In the midst of my breast cancer battle and throughout my journey, I’ve struggled with guilt about the things that I was “missing” and “couldn’t” do with my children. My son was four years old and my daughter was one year old when I was diagnosed. I had an undercurrent of struggle trying to balance the demands of treatment with the demands of motherhood.
All mothers seem to struggle with balancing and multitasking. Add to that the weighty struggle of trying to manage chemo related nausea and fatigue as well as the debilitating effects of surgery and a cocktail of pain medications as you try to muster the strength show up for your child’s school play, soccer game or stay awake for Friday night movie night. Trying to gather the strength to play with your child as you are healing from surgery can be an almost impossibility. And we tend to bear a lot of guilt for our mostly temporary inability to do so. And we feel guilty when we can’t seem to do it all.
But, I’m learning that the guilt is unnecessary as our kids thrive and are nourished by our love that comes in many forms: by our physical presence, our hugs, our smiles, our prayers for and with them.
This past Friday, I returned home from a three day school trip with my nine year old son. I was greeted by my seven year old daughter with a string of kisses and multiple hugs. She was delighted just to see me, just to be with me. So I’ll have to remember that I may have missed some things while working to survive, but if I hadn’t missed some things during my treatment, I might surely miss other, bigger moments.

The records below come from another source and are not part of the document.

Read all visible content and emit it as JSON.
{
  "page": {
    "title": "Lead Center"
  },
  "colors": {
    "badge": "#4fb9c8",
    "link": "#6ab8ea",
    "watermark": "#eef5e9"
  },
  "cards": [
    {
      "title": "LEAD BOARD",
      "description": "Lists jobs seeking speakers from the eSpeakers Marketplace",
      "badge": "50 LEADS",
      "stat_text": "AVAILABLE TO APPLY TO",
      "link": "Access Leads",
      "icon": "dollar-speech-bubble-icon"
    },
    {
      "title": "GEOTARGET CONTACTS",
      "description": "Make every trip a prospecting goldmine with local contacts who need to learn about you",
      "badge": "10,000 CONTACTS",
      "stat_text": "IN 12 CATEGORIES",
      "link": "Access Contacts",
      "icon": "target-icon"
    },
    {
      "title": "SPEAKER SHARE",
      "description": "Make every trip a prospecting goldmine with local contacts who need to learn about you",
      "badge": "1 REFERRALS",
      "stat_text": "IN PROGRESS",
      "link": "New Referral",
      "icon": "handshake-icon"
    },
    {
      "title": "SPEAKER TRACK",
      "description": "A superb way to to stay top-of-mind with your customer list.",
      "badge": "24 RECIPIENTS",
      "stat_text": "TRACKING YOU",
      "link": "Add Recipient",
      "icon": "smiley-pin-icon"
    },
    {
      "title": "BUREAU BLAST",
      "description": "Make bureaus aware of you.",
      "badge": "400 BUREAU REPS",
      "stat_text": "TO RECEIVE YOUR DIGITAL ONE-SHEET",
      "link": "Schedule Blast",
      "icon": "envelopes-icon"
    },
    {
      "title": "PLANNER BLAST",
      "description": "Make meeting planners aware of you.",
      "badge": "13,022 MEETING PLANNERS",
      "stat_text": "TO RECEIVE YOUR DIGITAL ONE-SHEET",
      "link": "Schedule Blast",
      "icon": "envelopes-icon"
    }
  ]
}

I may have missed some days, but those days that I missed have provided me with many more years with my kids and a chance to celebrate more of their birthdays, other bonding moments, more hugs, kisses and smiles.
If I must struggle to balance something, I should be balancing my diet to keep my risk of recurrence low and my health and energy good. Yesterday morning, as I walked outside with my daughter to a beautiful spring morning, she said “hello birds, hello bees” in her youthful wonder that was the start of a beautiful family day. I can’t feel guilty about what I missed because surviving has allowed me to share these precious moments. I’m working on taking the guilt out of my life and replacing it with constant recognition of the blessings of being able to share another moment with my children, another chance to greet a morning with them, share bonding time with them.
On this Mother’s Day, give yourself a present and let those moments, those smiles, those days with your children uplift your guilt and carry you happily forward in your survival journey. Celebrate your survival and the additional time with your family!
Happy Mother’s Day – May 11, 2014
Melanie A. Nix – Triple negative breast cancer survivor. Always striving to color outside of the lines when defining my new normal.